▸ **Exercise input**:
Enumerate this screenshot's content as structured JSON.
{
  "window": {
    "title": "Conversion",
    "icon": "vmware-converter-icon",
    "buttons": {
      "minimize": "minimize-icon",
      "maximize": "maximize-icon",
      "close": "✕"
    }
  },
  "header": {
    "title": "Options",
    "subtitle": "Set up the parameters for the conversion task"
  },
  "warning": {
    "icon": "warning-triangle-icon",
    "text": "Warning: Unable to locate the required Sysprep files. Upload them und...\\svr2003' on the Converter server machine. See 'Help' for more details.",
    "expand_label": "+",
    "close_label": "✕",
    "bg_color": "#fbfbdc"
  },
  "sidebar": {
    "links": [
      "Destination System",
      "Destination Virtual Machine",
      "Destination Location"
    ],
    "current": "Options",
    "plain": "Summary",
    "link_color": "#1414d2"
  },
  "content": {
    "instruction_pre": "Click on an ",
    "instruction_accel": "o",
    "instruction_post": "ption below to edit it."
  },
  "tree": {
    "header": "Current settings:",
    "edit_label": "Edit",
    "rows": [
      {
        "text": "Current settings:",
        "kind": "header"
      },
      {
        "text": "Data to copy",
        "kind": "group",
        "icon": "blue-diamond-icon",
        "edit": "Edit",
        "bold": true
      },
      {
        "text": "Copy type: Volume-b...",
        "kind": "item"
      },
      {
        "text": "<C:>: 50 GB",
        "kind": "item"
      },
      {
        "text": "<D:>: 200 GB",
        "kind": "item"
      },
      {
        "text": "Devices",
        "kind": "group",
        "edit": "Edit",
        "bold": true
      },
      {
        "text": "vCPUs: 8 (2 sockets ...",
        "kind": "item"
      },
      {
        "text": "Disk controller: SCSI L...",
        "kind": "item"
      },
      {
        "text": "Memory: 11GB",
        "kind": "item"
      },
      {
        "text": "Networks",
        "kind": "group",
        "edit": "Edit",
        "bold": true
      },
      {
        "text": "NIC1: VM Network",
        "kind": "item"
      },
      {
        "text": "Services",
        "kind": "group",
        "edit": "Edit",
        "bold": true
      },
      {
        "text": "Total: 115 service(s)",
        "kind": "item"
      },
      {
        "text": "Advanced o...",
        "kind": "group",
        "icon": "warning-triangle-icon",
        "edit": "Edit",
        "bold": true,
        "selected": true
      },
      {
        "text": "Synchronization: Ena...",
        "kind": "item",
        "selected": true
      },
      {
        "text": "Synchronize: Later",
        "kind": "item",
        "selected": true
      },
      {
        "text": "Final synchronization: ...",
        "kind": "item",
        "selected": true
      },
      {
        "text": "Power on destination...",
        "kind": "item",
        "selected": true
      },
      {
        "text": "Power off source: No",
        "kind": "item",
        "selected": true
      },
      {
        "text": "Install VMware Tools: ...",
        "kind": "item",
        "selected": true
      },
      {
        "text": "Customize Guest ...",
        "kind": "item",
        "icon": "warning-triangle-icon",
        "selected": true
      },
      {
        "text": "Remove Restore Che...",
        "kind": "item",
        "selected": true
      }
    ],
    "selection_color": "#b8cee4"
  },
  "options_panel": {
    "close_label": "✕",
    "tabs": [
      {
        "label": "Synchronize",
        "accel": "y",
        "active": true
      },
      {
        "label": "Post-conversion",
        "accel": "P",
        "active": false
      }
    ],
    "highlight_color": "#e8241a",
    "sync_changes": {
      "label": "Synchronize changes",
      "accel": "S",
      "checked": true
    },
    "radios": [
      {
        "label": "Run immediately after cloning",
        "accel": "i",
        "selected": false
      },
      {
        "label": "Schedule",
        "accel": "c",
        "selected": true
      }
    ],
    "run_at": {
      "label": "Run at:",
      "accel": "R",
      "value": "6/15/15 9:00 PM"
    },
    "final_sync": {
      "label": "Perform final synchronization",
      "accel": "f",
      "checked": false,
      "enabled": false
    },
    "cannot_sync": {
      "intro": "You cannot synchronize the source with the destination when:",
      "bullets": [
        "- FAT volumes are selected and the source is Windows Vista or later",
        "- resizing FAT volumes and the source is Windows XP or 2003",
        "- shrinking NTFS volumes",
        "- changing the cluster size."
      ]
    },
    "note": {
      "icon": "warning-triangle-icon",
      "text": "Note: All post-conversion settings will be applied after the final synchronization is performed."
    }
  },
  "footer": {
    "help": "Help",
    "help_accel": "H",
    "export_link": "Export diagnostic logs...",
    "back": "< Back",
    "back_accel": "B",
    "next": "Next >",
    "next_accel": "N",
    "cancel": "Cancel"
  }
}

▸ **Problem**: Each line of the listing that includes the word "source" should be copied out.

▸ **Expected output**:
        "text": "Power off source: No",
      "intro": "You cannot synchronize the source with the destination when:",
        "- FAT volumes are selected and the source is Windows Vista or later",
        "- resizing FAT volumes and the source is Windows XP or 2003",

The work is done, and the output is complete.